Saturday, January 10, 2009


Beginning with Kuro, Inc. v. State, 713 So.2d 1021 (Fla.App. 2 Dist. May 15, 1998), and as finally confirmed by the Florida Supreme Court in Crescent Miami Center LLC in 2005, transfers of Florida real property from owners to wholly-owned entities are not subject to Florida documentary stamp taxes, at least when the property is unencumbered. Based on these decisions, the Florida Department of Revenue has acknowledged in various technical assistance advisements that transfers of unencumbered real estate between entities that are commonly owned are also nontaxable.

There are limits to these precedents. In a recent case, the 2nd District Court of Appeals held that a transfer of encumbered real estate was taxable, notwithstanding that it was a transfer from one entity to another, both of which were ultimately owned and controlled by the same individual.

So where does this leave the issue of such a transfer if the property is unencumbered?

In the case, documentary stamps were paid only on the mortgage balance, and refund was sought by the taxpayer. There was no mention of additional documentary stamps being due on the excess of the value of the property over the mortgage – but neither was there any discussion on that issue at all. Therefore, the case may be limited to situations when there is a mortgage, and that stamps are imposed only to the extent of the mortgage.

On the other hand, the court did discuss how this case is factually different from Crescent Miami Center LLC, apart from there being debt on the property. This leaves the door open to an argument that the concepts of Crescent Miami Center LLC (relating to a lack of consideration for transfers between owners and their wholly owned entities) may not apply in regard to transfers between commonly controlled entities.

DEPARTMENT OF REVENUE, Appellant, v. PINELLAS VP, LLC, Appellee. 2nd District. Case No. 2D07-6037. DEPARTMENT OF REVENUE, Appellant, v. TPA INVESTMENTS, LLC, f/k/a Condo LLC, Appellee. Case No. 2D07-6039. (Consolidated), 34 Fla. L. Weekly D101b, Opinion filed January 7, 2009.

Thursday, January 08, 2009


In a surprising announcement, President-elect Obama has indicated that his upcoming stimulus package will include tax breaks for business. While lacking in details, the following breaks are expected to be included:
  • an extension of the net operating loss carryback period to five years for 2008/2009 losses;
  • a two-year extension of bonus first year depreciation;
  • enhanced expensing for business property; and
  • tax incentives for businesses that hire new workers.
Such relief will be welcomed, especially in light of the current business environment.

Saturday, January 03, 2009

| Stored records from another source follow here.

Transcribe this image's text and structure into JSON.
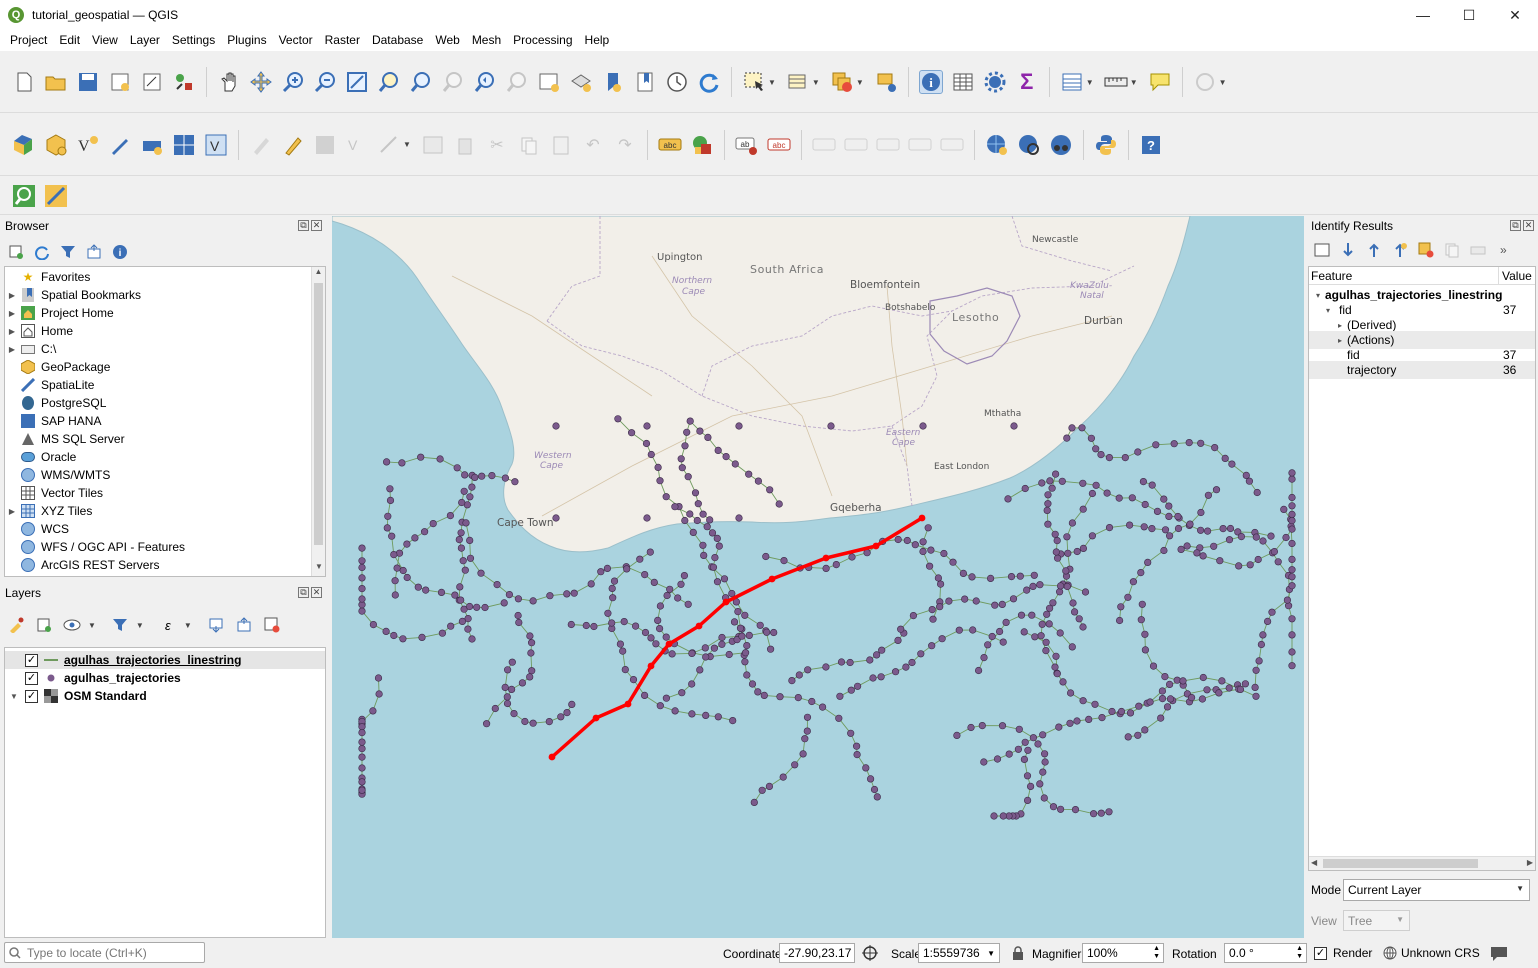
{
  "window": {
    "title": "tutorial_geospatial — QGIS",
    "logo": "Q",
    "minimize": "—",
    "maximize": "☐",
    "close": "✕"
  },
  "menu": [
    "Project",
    "Edit",
    "View",
    "Layer",
    "Settings",
    "Plugins",
    "Vector",
    "Raster",
    "Database",
    "Web",
    "Mesh",
    "Processing",
    "Help"
  ],
  "browser": {
    "title": "Browser",
    "items": [
      {
        "label": "Favorites",
        "icon": "favorites-star-icon"
      },
      {
        "label": "Spatial Bookmarks",
        "icon": "bookmarks-icon"
      },
      {
        "label": "Project Home",
        "icon": "project-home-icon"
      },
      {
        "label": "Home",
        "icon": "home-icon"
      },
      {
        "label": "C:\\",
        "icon": "drive-icon"
      },
      {
        "label": "GeoPackage",
        "icon": "geopackage-icon"
      },
      {
        "label": "SpatiaLite",
        "icon": "spatialite-icon"
      },
      {
        "label": "PostgreSQL",
        "icon": "postgresql-icon"
      },
      {
        "label": "SAP HANA",
        "icon": "sap-hana-icon"
      },
      {
        "label": "MS SQL Server",
        "icon": "mssql-icon"
      },
      {
        "label": "Oracle",
        "icon": "oracle-icon"
      },
      {
        "label": "WMS/WMTS",
        "icon": "wms-icon"
      },
      {
        "label": "Vector Tiles",
        "icon": "vector-tiles-icon"
      },
      {
        "label": "XYZ Tiles",
        "icon": "xyz-tiles-icon"
      },
      {
        "label": "WCS",
        "icon": "wcs-icon"
      },
      {
        "label": "WFS / OGC API - Features",
        "icon": "wfs-icon"
      },
      {
        "label": "ArcGIS REST Servers",
        "icon": "arcgis-icon"
      }
    ]
  },
  "layers": {
    "title": "Layers",
    "items": [
      {
        "label": "agulhas_trajectories_linestring",
        "checked": true,
        "icon": "line-layer-icon"
      },
      {
        "label": "agulhas_trajectories",
        "checked": true,
        "icon": "point-layer-icon"
      },
      {
        "label": "OSM Standard",
        "checked": true,
        "icon": "raster-layer-icon"
      }
    ]
  },
  "map": {
    "labels": [
      {
        "text": "Upington",
        "cls": "town"
      },
      {
        "text": "South Africa",
        "cls": "country"
      },
      {
        "text": "Bloemfontein",
        "cls": "town"
      },
      {
        "text": "Botshabelo",
        "cls": "small"
      },
      {
        "text": "Newcastle",
        "cls": "small"
      },
      {
        "text": "KwaZulu-",
        "cls": "prov"
      },
      {
        "text": "Natal",
        "cls": "prov"
      },
      {
        "text": "Durban",
        "cls": "town"
      },
      {
        "text": "Lesotho",
        "cls": "country"
      },
      {
        "text": "Northern",
        "cls": "prov"
      },
      {
        "text": "Cape",
        "cls": "prov"
      },
      {
        "text": "Mthatha",
        "cls": "small"
      },
      {
        "text": "Eastern",
        "cls": "prov"
      },
      {
        "text": "Cape",
        "cls": "prov"
      },
      {
        "text": "East London",
        "cls": "small"
      },
      {
        "text": "Western",
        "cls": "prov"
      },
      {
        "text": "Cape",
        "cls": "prov"
      },
      {
        "text": "Cape Town",
        "cls": "town"
      },
      {
        "text": "Gqeberha",
        "cls": "town"
      }
    ],
    "colors": {
      "sea": "#aad3df",
      "land": "#f2efe9",
      "point": "#7b5a8c",
      "line": "#6f9a5e",
      "selection": "#ff0000"
    }
  },
  "identify": {
    "title": "Identify Results",
    "columns": [
      "Feature",
      "Value"
    ],
    "rows": [
      {
        "feature": "agulhas_trajectories_linestring",
        "value": "",
        "level": 0,
        "expand": "▾",
        "bold": true
      },
      {
        "feature": "fid",
        "value": "37",
        "level": 1,
        "expand": "▾"
      },
      {
        "feature": "(Derived)",
        "value": "",
        "level": 2,
        "expand": "▸"
      },
      {
        "feature": "(Actions)",
        "value": "",
        "level": 2,
        "expand": "▸"
      },
      {
        "feature": "fid",
        "value": "37",
        "level": 2,
        "expand": ""
      },
      {
        "feature": "trajectory",
        "value": "36",
        "level": 2,
        "expand": ""
      }
    ],
    "mode_label": "Mode",
    "mode_value": "Current Layer",
    "view_label": "View",
    "view_value": "Tree"
  },
  "status": {
    "locator_placeholder": "Type to locate (Ctrl+K)",
    "coordinate_label": "Coordinate",
    "coordinate_value": "-27.90,23.17",
    "scale_label": "Scale",
    "scale_value": "1:5559736",
    "magnifier_label": "Magnifier",
    "magnifier_value": "100%",
    "rotation_label": "Rotation",
    "rotation_value": "0.0 °",
    "render_label": "Render",
    "crs_label": "Unknown CRS"
  }
}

Land (but not buildings and improvements on the land) is not subject to the allowance for depreciation. However, there is one method of obtaining depreciating deductions for land. A recent private letter ruling summarizes the method and the limitations on its use.

The method involves a purchase of a term of years interest in land. The IRS acknowledges that this converts the land to an intangible asset with limited use, thus qualifying it for depreciation deductions over the term of years (assuming that the land is used in a trade or business of the acquiring taxpayer or held for the production of income). Buildings purchased in this manner are not depreciated over the term of years, however – as regular depreciable assets they are depreciated under normal (MACRS) depreciation rules and terms.

With depreciation deductions allowed for land in this manner, the planner will think to acquire land in joint fashion to create deductions – that is, have a business entity that will be using the land acquire a term of years interest, and have the remainder interest purchased by a related person or entity. Thus, 100% of the land is acquired between the related entities, but the business entity will get depreciation deductions.

However, Congress has already closed the door on that technique, by providing that no depreciation deductions will be allowed to the term of years owner when the remainder interest is owned by a related person (within the related party rules of Sections 267(a) and (e)). If the acquiring taxpayers are able to plan around the related party rules of Sections 267(a) and (e), then this split purchase technique should be available.

Private Letter Ruling 200852013, 12/26/2008